As I said above, I really liked these books.  I liked that the heroine was curvy.  She wasn’t necessarily overweight…this isn’t a novel about a heavy girl makes good.  She has a real body and her curves are presented as attractive and desirable.  Sure, Melissa was concerned about her weight, but what woman isn’t?  I like that it wasn’t a huge deal unlike the whole Renee Zellweger-Bridget Jones debacle (for the record, if anyone bothered to read the damn book, Bridget wasn’t fat either; she was just a normal, healthy woman who wished she were a bit thinner.  Not the big fucking deal the movie made it out to be.  Humph).  I guess I really identified with Melissa:  crazy family, less-than-stick thin, wondering whether you have any skills and where you fit in, worrying about keeping your identity when you are in a relationship and wondering if there is another “you” that you could put on like a suit of armor who handled every situation brilliantly and always had a snappy comeback.  I’ve been there; haven’t we all? 

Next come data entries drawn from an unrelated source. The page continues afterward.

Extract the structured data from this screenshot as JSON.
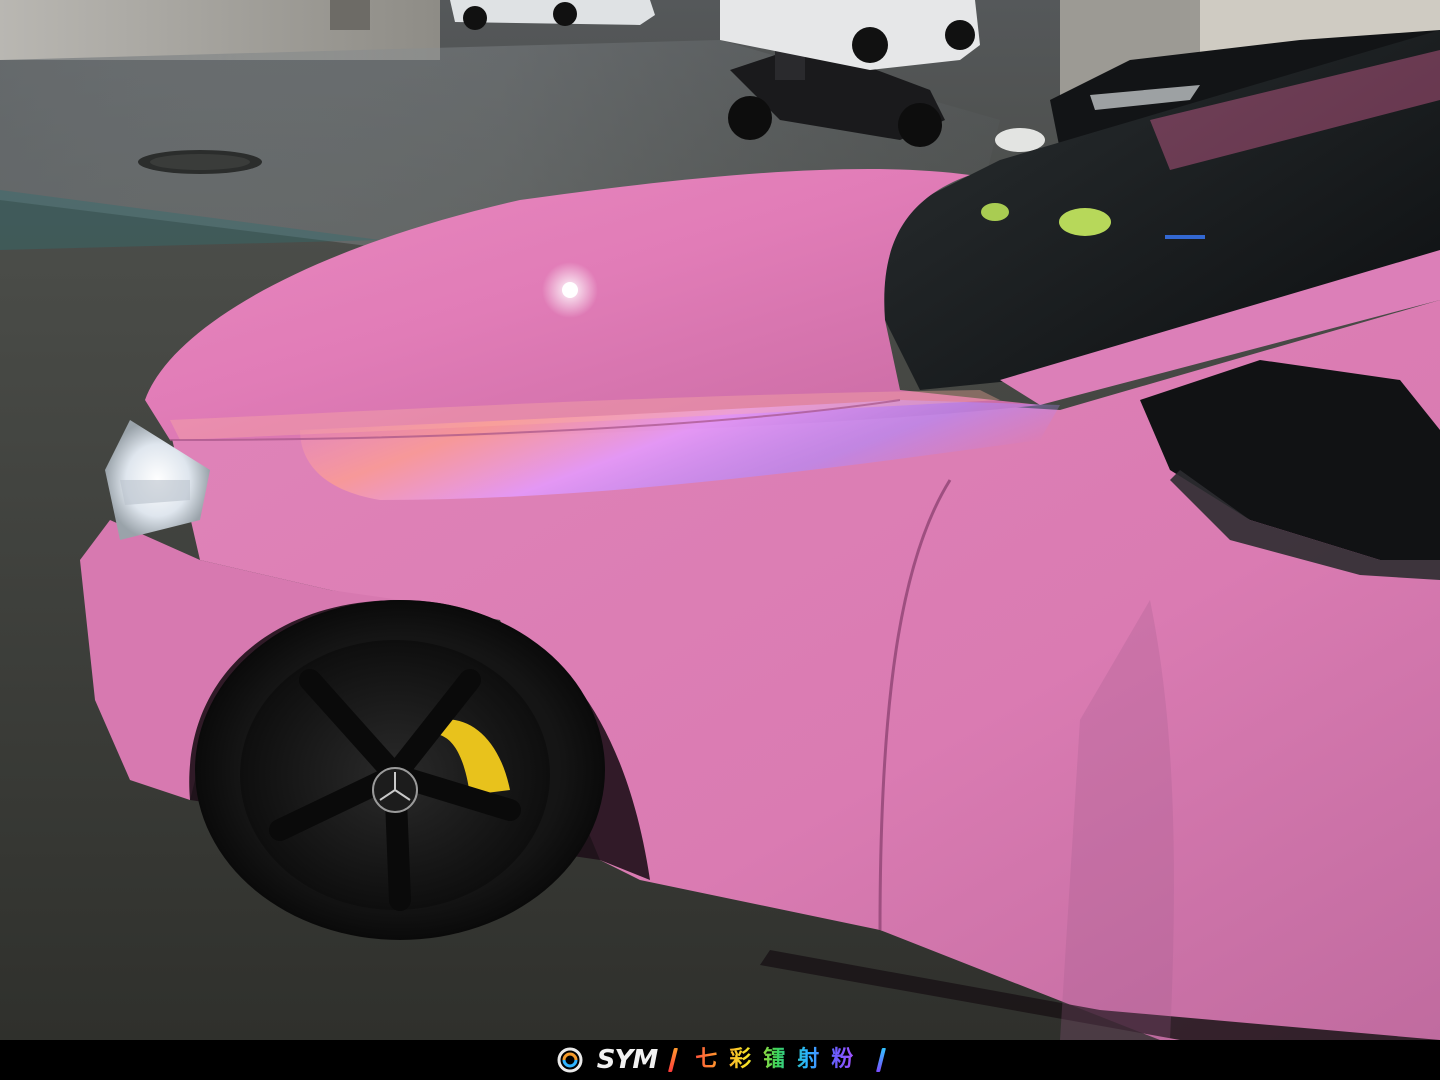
{
  "caption": {
    "brand": "SYM",
    "slogan": "七彩镭射粉",
    "colors": {
      "slogan_gradient": [
        "#ff4141",
        "#ff9b2c",
        "#f7e427",
        "#3bd35a",
        "#29b6ff",
        "#6d5cff",
        "#c04bff"
      ],
      "brand_text": "#f1f1f1",
      "bar_background": "#000000"
    },
    "icons": [
      "sym-logo-icon"
    ]
  },
  "scene": {
    "car_paint": "#e07fb6",
    "iridescent_sheen": [
      "#ff9bb3",
      "#d98aff",
      "#b88cff"
    ],
    "floor": "#3f403b",
    "caliper": "#e8c21c",
    "wheel": "#161616"
  }
}
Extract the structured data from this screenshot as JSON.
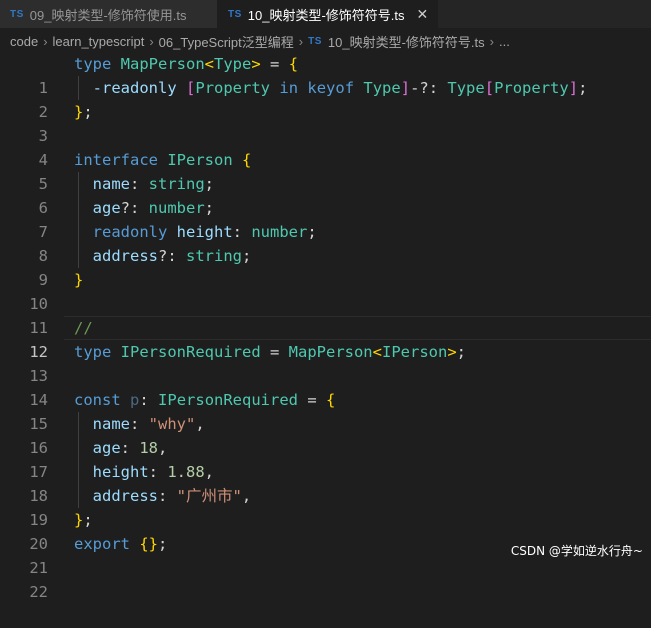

Browne is a smart writer, and Melissa and her situations seem real.  I think that this series has a lot more depth than your average chick lit book.  Sometimes I am frustrated with chick lit because the women are too glamorous or have outrageous jobs with which I can’t identify (not that I exactly know what it’s like to run an agency but I can comprehend that more than I could working in Hollywood or working on a magazine) or even worse, the women are almost too flawed or screwed up for me to identify with them.  Melissa and her friends seem like people I know without trying too hard to be “just like everyone you know.”

Sure, there were parts of the series that dragged.  I wished Melissa had a bit more spine sometimes, and I don’t understand why both Browne’s series and Kinsella’s Shopaholic series had to take the heroines to NYC (where everything is on the line!!); is it some British rite of passage?  The second book in the series was my least favorite.  But overall, the series is an enjoyable, quick, meaty, guilt-free read.  I hope that Browne plans to continue the series.


Remember Me? Maybe

July 29, 2008

Remember Me? by Sophie Kinsella kicked off my vacation reading, and I was pleasantly surprised by it.  It’s about Lexi Smart, who the first chapter establishes as a someone who is not having a very good life.  Her career is going nowhere, and she just missed out on receiving a bonus by a few days.  She has appearance issues, including being slightly overweight and having horrid teeth.  Her boyfriend is a loser (literally called “Loser Dave”) who treats her like crap.  To top it all off, her father just died and she is facing his funeral the next day.

Next thing we know, Lexi wakes up in the hospital a few years later with amnesia and instead of her sad life, her new life is positively glamorous:  gorgeous face and body, great clothes, trappings of wealth and a gorgeous husband.  The problem is that she can’t remember any of it.  Even worse, her last memory is of the less-fab, doormat Lexi; somehow in the intervening years, Lexi has become a, well, bitch.  The rest of the book deals with Lexi’s attempt to reconcile the life she has with the life she remembers and figure out how she has changed so dramatically.

This was a pretty good book.  I liked it better than Kinsella’s Shopaholic series, which always ended well, but Becky frustrated me throughout (show some restraint and do some basic math!).  It was interesting how Kinsella ended the first chapter of Remember Me? with a bump on the head that ultimately was a red herring for the rest of the book.  Sure, sometimes Lexi seemed a little too obtuse and unable to understand how much she had changed in the last 4 years, but she was likeable.  There was a depth to this novel that some of Kinsella’s previous ones have lacked and some surprisingly poignant moments.  And some hysterical ones as well (two words:  Mont Blanc).  I really felt sorry for Lexi and how out of control she felt as she tried to put the pieces of a life she can’t remember back together. 

And it’s Brit Chick Lit!  How can you go wrong?

Also Recommended: 

  • the Shopaholic series (if you can get past Becky’s too-often financial idiocy)
  • the Little Lady Agency series (Browne):  more to come in subsequent posts